> **WORKING DATA**:
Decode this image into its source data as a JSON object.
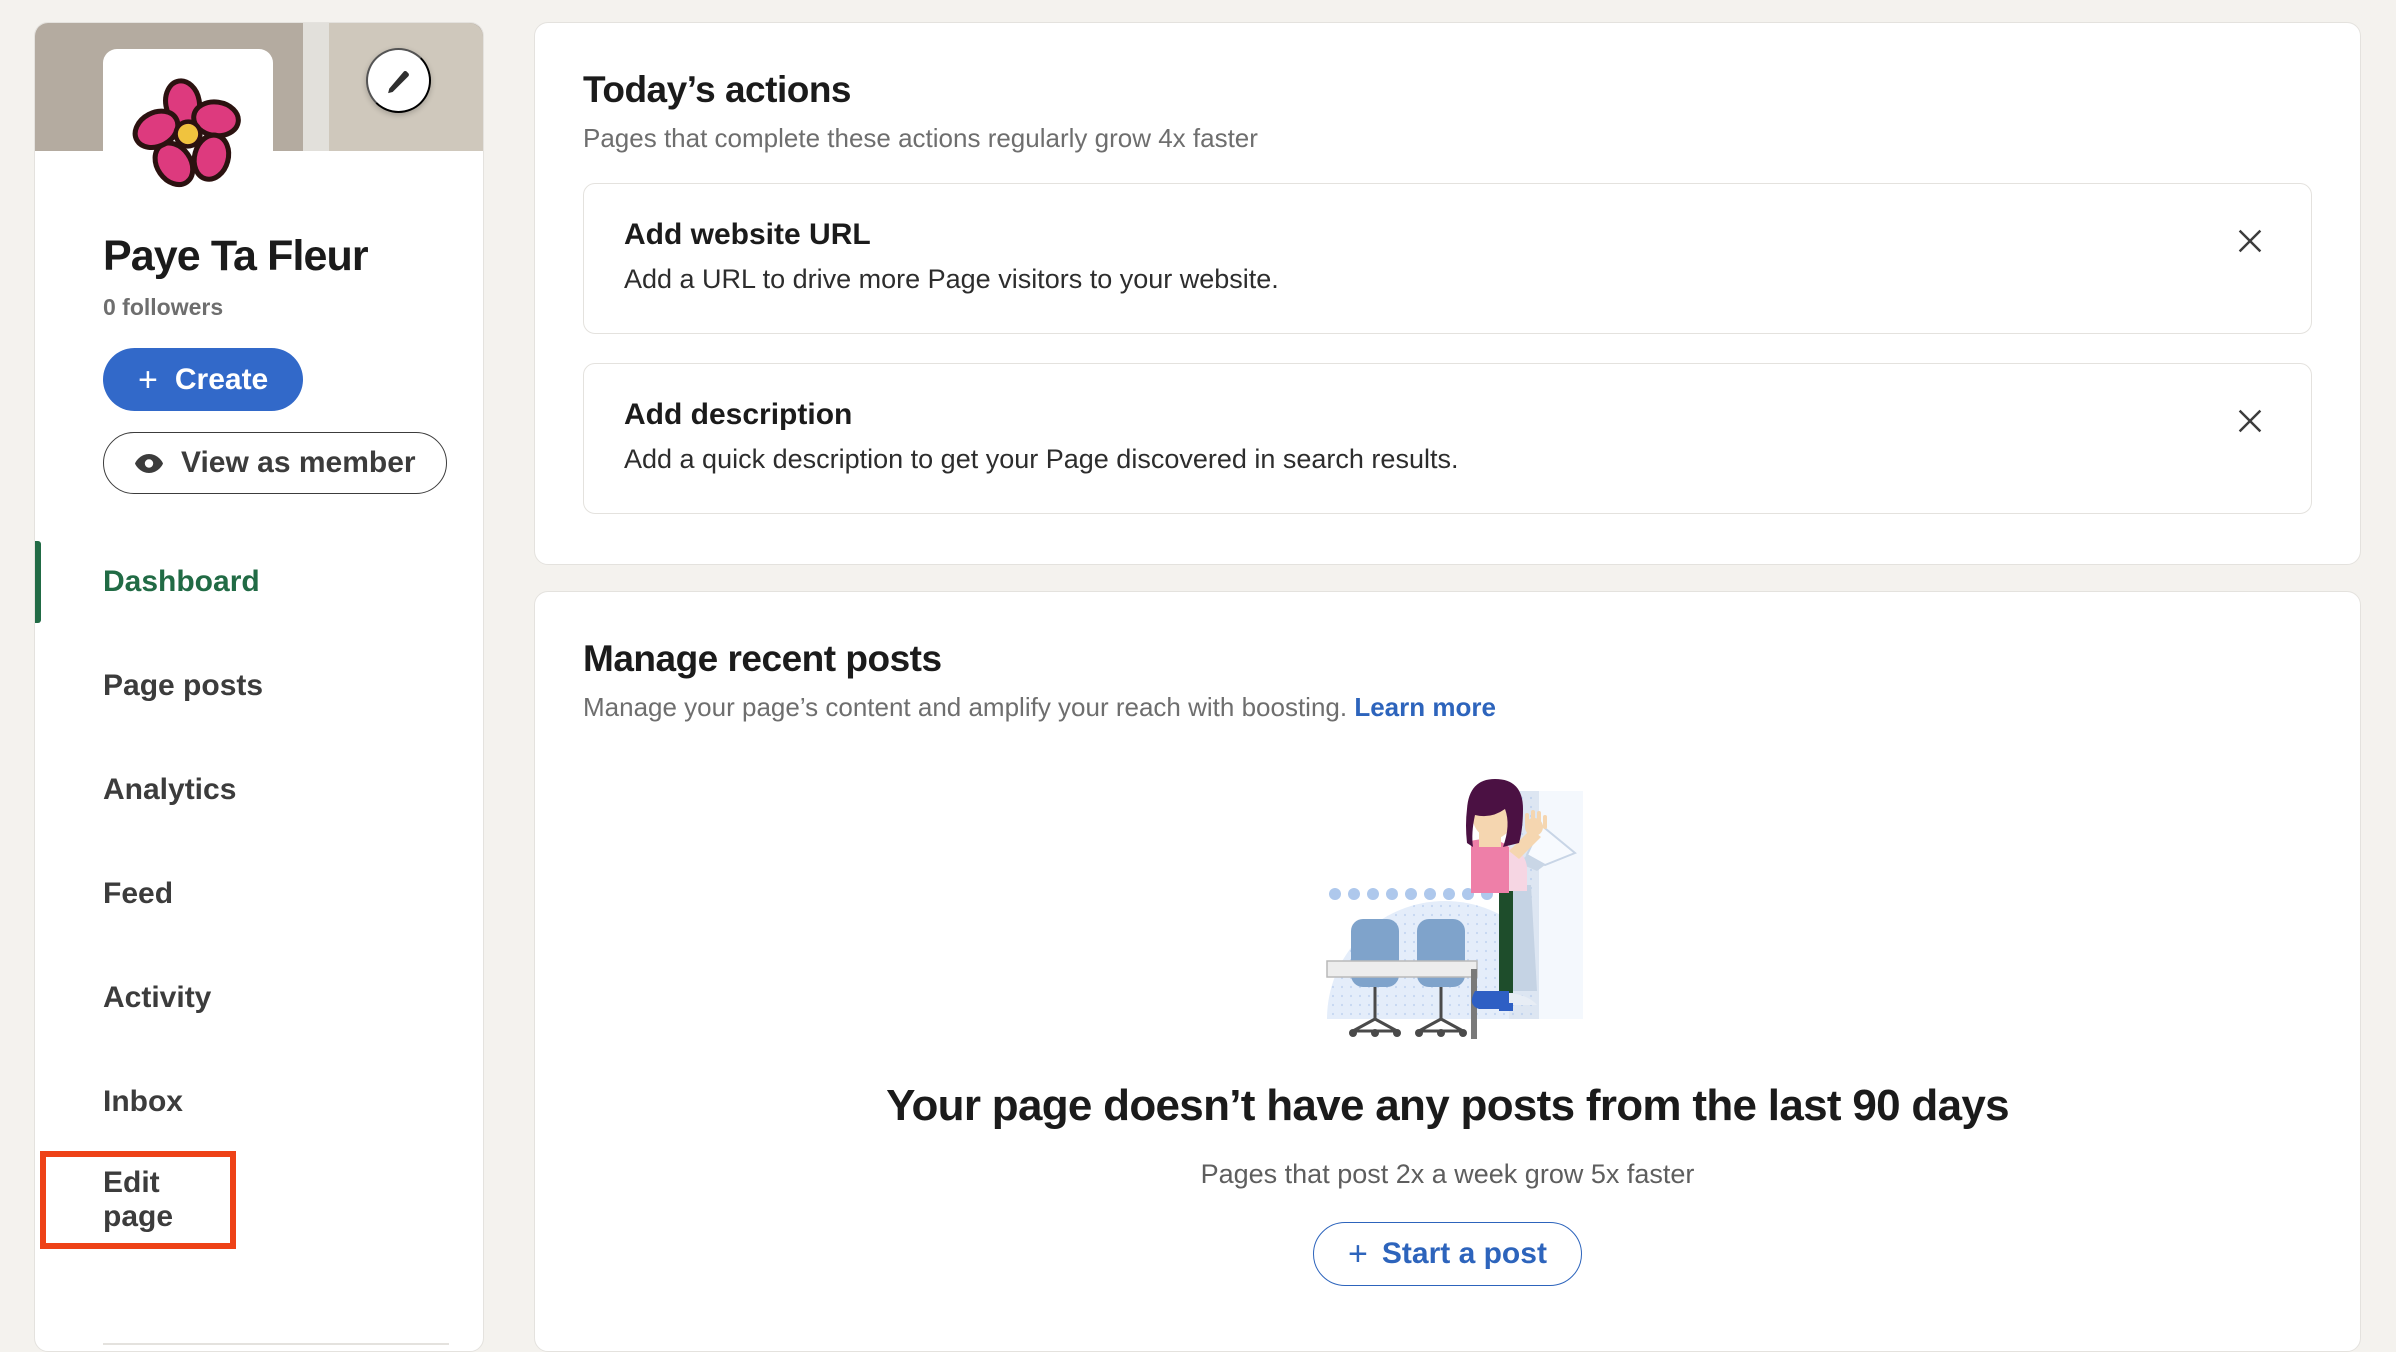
{
  "colors": {
    "app_background": "#F4F2EE",
    "cover": "#B4ABA0",
    "accent_blue": "#3269C9",
    "link_blue": "#2D64BC",
    "active_green": "#216B45",
    "focus_outline": "#EE4217"
  },
  "sidebar": {
    "cover_edit_icon": "pencil-icon",
    "avatar_icon": "flower-avatar",
    "page_name": "Paye Ta Fleur",
    "followers": "0 followers",
    "create_button": {
      "label": "Create",
      "plus": "+"
    },
    "view_as_member_button": {
      "label": "View as member",
      "icon": "eye-icon"
    },
    "nav_items": [
      {
        "label": "Dashboard",
        "state": "active"
      },
      {
        "label": "Page posts",
        "state": "default"
      },
      {
        "label": "Analytics",
        "state": "default"
      },
      {
        "label": "Feed",
        "state": "default"
      },
      {
        "label": "Activity",
        "state": "default"
      },
      {
        "label": "Inbox",
        "state": "default"
      },
      {
        "label": "Edit page",
        "state": "focused"
      }
    ]
  },
  "main": {
    "todays_actions": {
      "title": "Today’s actions",
      "subtitle": "Pages that complete these actions regularly grow 4x faster",
      "items": [
        {
          "title": "Add website URL",
          "description": "Add a URL to drive more Page visitors to your website.",
          "close_icon": "close-icon"
        },
        {
          "title": "Add description",
          "description": "Add a quick description to get your Page discovered in search results.",
          "close_icon": "close-icon"
        }
      ]
    },
    "manage_recent_posts": {
      "title": "Manage recent posts",
      "subtitle": "Manage your page’s content and amplify your reach with boosting.",
      "learn_more": "Learn more",
      "empty_state": {
        "illustration": "person-with-laptop-illustration",
        "title": "Your page doesn’t have any posts from the last 90 days",
        "subtitle": "Pages that post 2x a week grow 5x faster",
        "cta": {
          "label": "Start a post",
          "plus": "+"
        }
      }
    }
  }
}
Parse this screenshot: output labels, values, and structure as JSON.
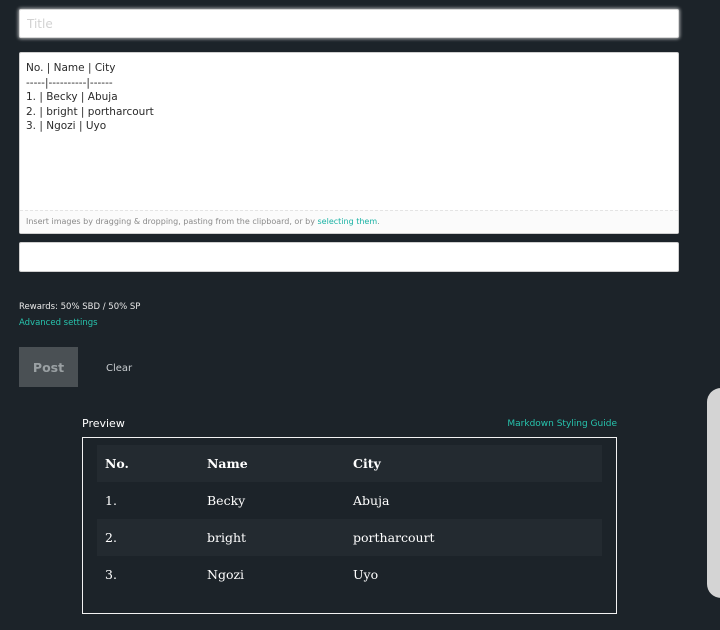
{
  "title_field": {
    "placeholder": "Title",
    "value": ""
  },
  "editor": {
    "content": "No. | Name | City\n-----|----------|------\n1. | Becky | Abuja\n2. | bright | portharcourt\n3. | Ngozi | Uyo",
    "footer_text": "Insert images by dragging & dropping, pasting from the clipboard, or by ",
    "footer_link": "selecting them",
    "footer_end": "."
  },
  "tags_field": {
    "placeholder": "",
    "value": ""
  },
  "rewards": "Rewards: 50% SBD / 50% SP",
  "advanced_settings": "Advanced settings",
  "post_button": "Post",
  "clear_button": "Clear",
  "preview": {
    "label": "Preview",
    "markdown_guide": "Markdown Styling Guide",
    "table": {
      "headers": [
        "No.",
        "Name",
        "City"
      ],
      "rows": [
        [
          "1.",
          "Becky",
          "Abuja"
        ],
        [
          "2.",
          "bright",
          "portharcourt"
        ],
        [
          "3.",
          "Ngozi",
          "Uyo"
        ]
      ]
    }
  },
  "colors": {
    "background": "#1c2329",
    "accent": "#27c3ad",
    "table_row_alt": "#232a30",
    "post_button": "#4a5054"
  }
}
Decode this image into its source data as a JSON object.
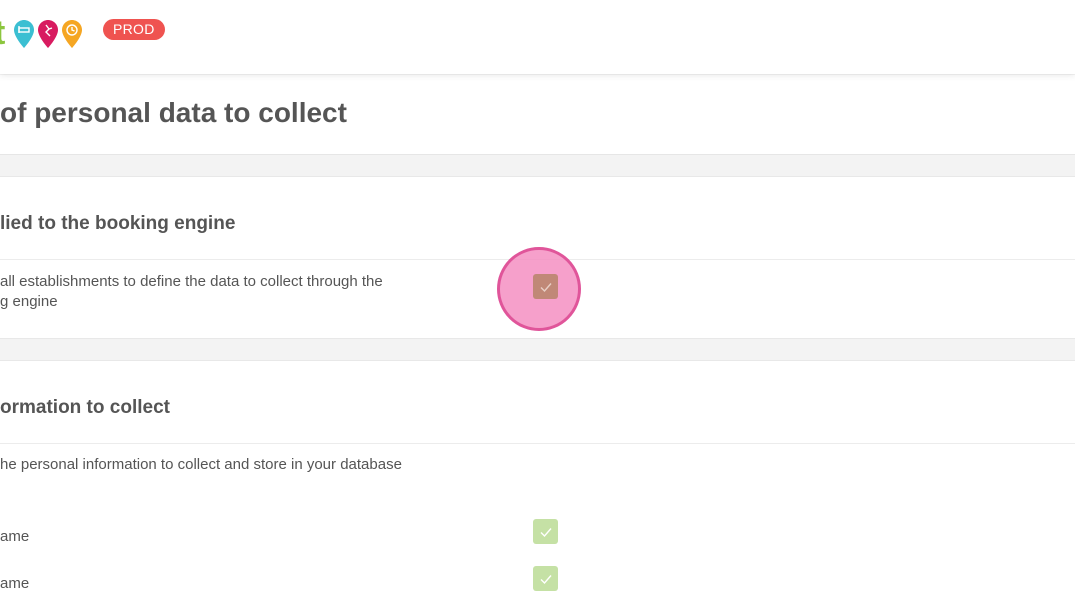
{
  "header": {
    "logo_letter": "t",
    "env_badge": "PROD",
    "pins": [
      {
        "icon": "bed-pin-icon",
        "color": "#3bbfd2"
      },
      {
        "icon": "activity-pin-icon",
        "color": "#d81b60"
      },
      {
        "icon": "clock-pin-icon",
        "color": "#f5a623"
      }
    ]
  },
  "page": {
    "title": "of personal data to collect"
  },
  "booking_engine_card": {
    "title": "lied to the booking engine",
    "setting_line1": "all establishments to define the data to collect through the",
    "setting_line2": "g engine",
    "checked": true
  },
  "information_card": {
    "title": "ormation to collect",
    "description": "he personal information to collect and store in your database",
    "fields": [
      {
        "label": "ame",
        "checked": true
      },
      {
        "label": "ame",
        "checked": true
      }
    ]
  },
  "colors": {
    "accent_green": "#8cc63f",
    "badge_red": "#ef5350",
    "check_green": "#c5e1a5",
    "check_active": "#c08877",
    "click_highlight": "#f48fc2"
  }
}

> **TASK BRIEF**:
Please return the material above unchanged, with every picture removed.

> **YOUR SOLUTION**:
Decode this image into its source data as a JSON object.
{
  "colors": {
    "app_background": "#F4F2EE",
    "cover": "#B4ABA0",
    "accent_blue": "#3269C9",
    "link_blue": "#2D64BC",
    "active_green": "#216B45",
    "focus_outline": "#EE4217"
  },
  "sidebar": {
    "cover_edit_icon": "pencil-icon",
    "avatar_icon": "flower-avatar",
    "page_name": "Paye Ta Fleur",
    "followers": "0 followers",
    "create_button": {
      "label": "Create",
      "plus": "+"
    },
    "view_as_member_button": {
      "label": "View as member",
      "icon": "eye-icon"
    },
    "nav_items": [
      {
        "label": "Dashboard",
        "state": "active"
      },
      {
        "label": "Page posts",
        "state": "default"
      },
      {
        "label": "Analytics",
        "state": "default"
      },
      {
        "label": "Feed",
        "state": "default"
      },
      {
        "label": "Activity",
        "state": "default"
      },
      {
        "label": "Inbox",
        "state": "default"
      },
      {
        "label": "Edit page",
        "state": "focused"
      }
    ]
  },
  "main": {
    "todays_actions": {
      "title": "Today’s actions",
      "subtitle": "Pages that complete these actions regularly grow 4x faster",
      "items": [
        {
          "title": "Add website URL",
          "description": "Add a URL to drive more Page visitors to your website.",
          "close_icon": "close-icon"
        },
        {
          "title": "Add description",
          "description": "Add a quick description to get your Page discovered in search results.",
          "close_icon": "close-icon"
        }
      ]
    },
    "manage_recent_posts": {
      "title": "Manage recent posts",
      "subtitle": "Manage your page’s content and amplify your reach with boosting.",
      "learn_more": "Learn more",
      "empty_state": {
        "illustration": "person-with-laptop-illustration",
        "title": "Your page doesn’t have any posts from the last 90 days",
        "subtitle": "Pages that post 2x a week grow 5x faster",
        "cta": {
          "label": "Start a post",
          "plus": "+"
        }
      }
    }
  }
}
Parse this screenshot: output labels, values, and structure as JSON.
{
  "title_field": {
    "placeholder": "Title",
    "value": ""
  },
  "editor": {
    "content": "No. | Name | City\n-----|----------|------\n1. | Becky | Abuja\n2. | bright | portharcourt\n3. | Ngozi | Uyo",
    "footer_text": "Insert images by dragging & dropping, pasting from the clipboard, or by ",
    "footer_link": "selecting them",
    "footer_end": "."
  },
  "tags_field": {
    "placeholder": "",
    "value": ""
  },
  "rewards": "Rewards: 50% SBD / 50% SP",
  "advanced_settings": "Advanced settings",
  "post_button": "Post",
  "clear_button": "Clear",
  "preview": {
    "label": "Preview",
    "markdown_guide": "Markdown Styling Guide",
    "table": {
      "headers": [
        "No.",
        "Name",
        "City"
      ],
      "rows": [
        [
          "1.",
          "Becky",
          "Abuja"
        ],
        [
          "2.",
          "bright",
          "portharcourt"
        ],
        [
          "3.",
          "Ngozi",
          "Uyo"
        ]
      ]
    }
  },
  "colors": {
    "background": "#1c2329",
    "accent": "#27c3ad",
    "table_row_alt": "#232a30",
    "post_button": "#4a5054"
  }
}
Decode this image into its source data as a JSON object.
{
  "header": {
    "logo_letter": "t",
    "env_badge": "PROD",
    "pins": [
      {
        "icon": "bed-pin-icon",
        "color": "#3bbfd2"
      },
      {
        "icon": "activity-pin-icon",
        "color": "#d81b60"
      },
      {
        "icon": "clock-pin-icon",
        "color": "#f5a623"
      }
    ]
  },
  "page": {
    "title": "of personal data to collect"
  },
  "booking_engine_card": {
    "title": "lied to the booking engine",
    "setting_line1": "all establishments to define the data to collect through the",
    "setting_line2": "g engine",
    "checked": true
  },
  "information_card": {
    "title": "ormation to collect",
    "description": "he personal information to collect and store in your database",
    "fields": [
      {
        "label": "ame",
        "checked": true
      },
      {
        "label": "ame",
        "checked": true
      }
    ]
  },
  "colors": {
    "accent_green": "#8cc63f",
    "badge_red": "#ef5350",
    "check_green": "#c5e1a5",
    "check_active": "#c08877",
    "click_highlight": "#f48fc2"
  }
}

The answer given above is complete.